▶ **Task to complete**
Make an exact copy of all the data, pictures excluded.

▶ **Items from an interface collection**
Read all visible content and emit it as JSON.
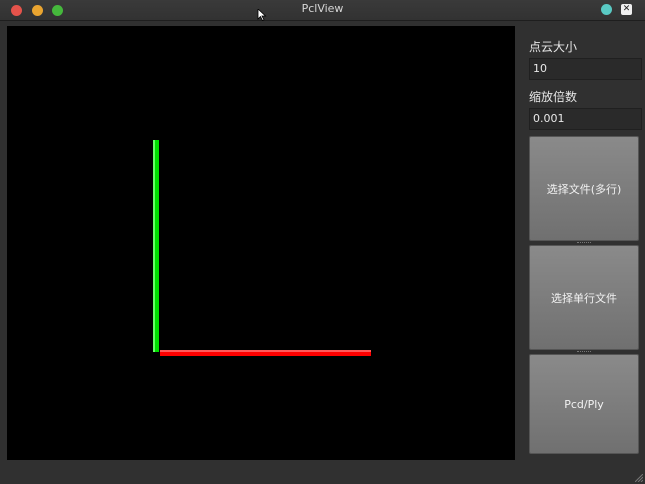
{
  "window": {
    "title": "PclView",
    "controls": {
      "close_color": "#e5534b",
      "minimize_color": "#e9a430",
      "maximize_color": "#45b83c",
      "right_dot_color": "#59c9c3"
    }
  },
  "viewport": {
    "background": "#000000",
    "axes": {
      "y_axis_color": "#00dd00",
      "x_axis_color": "#ff0000"
    }
  },
  "panel": {
    "point_size_label": "点云大小",
    "point_size_value": "10",
    "scale_label": "缩放倍数",
    "scale_value": "0.001",
    "btn_multi_file": "选择文件(多行)",
    "btn_single_file": "选择单行文件",
    "btn_pcd_ply": "Pcd/Ply"
  }
}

▶ **Completed task**
Read all visible content and emit it as JSON.
{
  "window": {
    "title": "PclView",
    "controls": {
      "close_color": "#e5534b",
      "minimize_color": "#e9a430",
      "maximize_color": "#45b83c",
      "right_dot_color": "#59c9c3"
    }
  },
  "viewport": {
    "background": "#000000",
    "axes": {
      "y_axis_color": "#00dd00",
      "x_axis_color": "#ff0000"
    }
  },
  "panel": {
    "point_size_label": "点云大小",
    "point_size_value": "10",
    "scale_label": "缩放倍数",
    "scale_value": "0.001",
    "btn_multi_file": "选择文件(多行)",
    "btn_single_file": "选择单行文件",
    "btn_pcd_ply": "Pcd/Ply"
  }
}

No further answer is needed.